I had walked on the roof several times to clear out gutters and downspouts and inspect the second floor gutter, and noticed that the roof felt rather spongy in places, so I was expecting this to be a major job.
Our objective for the porch was to repair the damaged spots and cosmetically fix the roof to create a straighter appearance. Ideally, we would also pitch the roof for a sensible downspout location.
After tearing off the old shingles, we could inspect the damaged roof.
With the shingles off, the rotten sections were removed.
Carpenters came in to repair it, which involved replacing the rotten sections and sistering the sunken rafters to restore proper pitch.
It was a lot of work, but worth it. The aesthetic is greatly improved, and rain no longer pools in the sunken part and drains properly to the downspout location at the very front end of the roof.
Next up was gutter construction. With the aluminum cladding removed, the state of the wood was revealed, and it wasn’t a pretty sight. As expected, it would all need to be removed and rebuilt.
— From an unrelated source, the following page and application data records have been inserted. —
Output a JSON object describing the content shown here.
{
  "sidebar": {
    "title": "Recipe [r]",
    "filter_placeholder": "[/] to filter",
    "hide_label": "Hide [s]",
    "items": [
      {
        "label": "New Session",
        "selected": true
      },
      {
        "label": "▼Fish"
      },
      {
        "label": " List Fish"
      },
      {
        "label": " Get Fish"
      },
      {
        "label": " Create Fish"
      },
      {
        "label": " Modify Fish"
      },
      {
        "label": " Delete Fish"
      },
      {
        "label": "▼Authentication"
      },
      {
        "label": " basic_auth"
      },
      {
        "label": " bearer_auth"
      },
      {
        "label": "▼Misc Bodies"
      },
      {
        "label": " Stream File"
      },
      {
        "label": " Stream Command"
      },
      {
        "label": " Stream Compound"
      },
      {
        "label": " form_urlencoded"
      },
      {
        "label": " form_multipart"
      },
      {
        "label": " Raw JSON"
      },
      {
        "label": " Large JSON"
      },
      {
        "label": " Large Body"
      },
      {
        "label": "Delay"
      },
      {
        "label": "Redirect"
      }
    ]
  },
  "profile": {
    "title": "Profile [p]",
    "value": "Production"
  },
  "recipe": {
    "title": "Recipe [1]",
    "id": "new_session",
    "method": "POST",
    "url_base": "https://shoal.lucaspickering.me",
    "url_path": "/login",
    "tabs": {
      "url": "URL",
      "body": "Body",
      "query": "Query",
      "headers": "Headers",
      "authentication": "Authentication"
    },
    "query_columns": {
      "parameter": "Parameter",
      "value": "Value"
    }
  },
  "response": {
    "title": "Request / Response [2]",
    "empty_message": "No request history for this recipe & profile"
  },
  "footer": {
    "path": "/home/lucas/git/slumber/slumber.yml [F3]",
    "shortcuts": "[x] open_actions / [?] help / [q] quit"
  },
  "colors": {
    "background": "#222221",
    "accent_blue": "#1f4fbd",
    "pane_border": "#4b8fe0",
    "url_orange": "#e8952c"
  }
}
It also became apparent that the flat roof over the front door had dropped, so they jacked it up to repair it. Below are the temporary supports.
This precarious stack of scrap wood supported the flat roof during the repair.
Repairs proceeded slowly over the course of a week, one section at a time.
With the flat roof brought back to level, the kitchen soffit trim could finally be finished.
Below is the partially rebuilt flat roof.
Fascia trim for the repaired flat roof installed.
Each day, another section of the fascia was painstakingly installed.
And the finished product, ready to finish the copper gutters and shingle!
While the outside line of the eave is now straightened, it is mostly cosmetic. If you look carefully at the stucco eave, where the stucco hits the trim, you can see the unevenness.